Ah Hampstead Theatre. How many times have I trundled up the Jubilee line to Swiss Cottage to visit you, revelling in a warm anticipatory glow, and how many times have I come away feeling all “huh?” and “hmm?” and “feh.” The answer is many. Rather too many times. So I was in a cautious mood when I went up to see Dennis Kelly’s latest play, Taking Care Of Baby.

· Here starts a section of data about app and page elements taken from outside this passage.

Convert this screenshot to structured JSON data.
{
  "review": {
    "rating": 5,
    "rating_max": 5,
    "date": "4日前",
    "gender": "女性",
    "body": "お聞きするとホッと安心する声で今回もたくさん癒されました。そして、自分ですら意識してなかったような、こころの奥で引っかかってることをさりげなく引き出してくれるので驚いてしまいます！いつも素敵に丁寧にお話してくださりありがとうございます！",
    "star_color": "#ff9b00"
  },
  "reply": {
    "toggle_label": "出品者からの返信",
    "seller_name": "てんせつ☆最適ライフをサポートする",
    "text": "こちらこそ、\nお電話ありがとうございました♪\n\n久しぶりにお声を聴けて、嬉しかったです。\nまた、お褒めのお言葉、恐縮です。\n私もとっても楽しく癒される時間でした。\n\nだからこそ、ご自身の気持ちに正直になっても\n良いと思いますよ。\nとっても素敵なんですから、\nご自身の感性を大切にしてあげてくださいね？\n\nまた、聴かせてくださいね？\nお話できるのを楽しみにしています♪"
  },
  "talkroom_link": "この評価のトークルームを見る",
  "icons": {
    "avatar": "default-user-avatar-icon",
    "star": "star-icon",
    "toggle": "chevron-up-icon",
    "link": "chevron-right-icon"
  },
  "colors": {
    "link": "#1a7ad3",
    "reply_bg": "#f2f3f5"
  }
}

The play begins with the words: "The following has been taken word for word from interviews and correspondence," scrolling across a bank of television screens. Using the techniques of verbatim theatre, Kelly tells the story of a young mother, Donna McAuliffe, who has been imprisoned, and subsequently released, for killing her two children. It's a depressingly familiar set-up, resembling any number of stories that have recently graced the headlines, as well as bringing to mind the National Theatre Of Scotland's production of Aalst which covered similar thematic ground.
Donna is released from prison after she is diagnosed by psychologist Dr Millard as suffering from Leeman-Keatley Syndrome, a condition that could cause an otherwise loving mother to harm her own children. This is despite questions being raised about the doctor's research methods, and indeed, whether the syndrome exists at all. Of course, after all this, Donna's life is no longer her own - her marriage inevitably crumbles and her mother Lynn, an ambitious local politician, finds her career initially jeopardised and then, perversely boosted, as her family's tragedy becomes tabloid fodder.
But Donna's innocence or otherwise is not really the issue here; Kelly is far more interested in the way her story gets pulled apart for the personal gain of others, how her truth, the reality of what happened to her children, ceases to be as important as the truths that other people impose on her. The play becomes increasingly cynical as it progresses, with Kelly even poking away at the very idea of verbatim theatre itself. He slowly chips away at our sense of what we're seeing, toying with audience expectations as the narrative becomes increasingly fragmented.
The actress playing Donna, Abigail Davies, does an amazing job: her speech is excruciatingly nervy and hesitant, with pain evident beneath the surface of every action, every utterance. Anthony Clark's direction is sharp and well-paced, knitting all the disparate strands together and this along with the memorable set, with its creepy baby-in-a-box centre-piece, adds to the overall impact of the piece.
But there's a nagging sense of missed targets as the play reaches its increasingly satirical conclusion. A sense that Kelly is trying to say too much about too many things - and, in doing so, he loses the focus that elicited so much uncomfortable laughter in the first half. This is an undoubtedly ambitious and intelligent piece of writing, but it's one that, in the end, proves just too slippery for its own good. Despite this, it’s still the most satisfying thing I’ve seen at Hampstead in a good long while.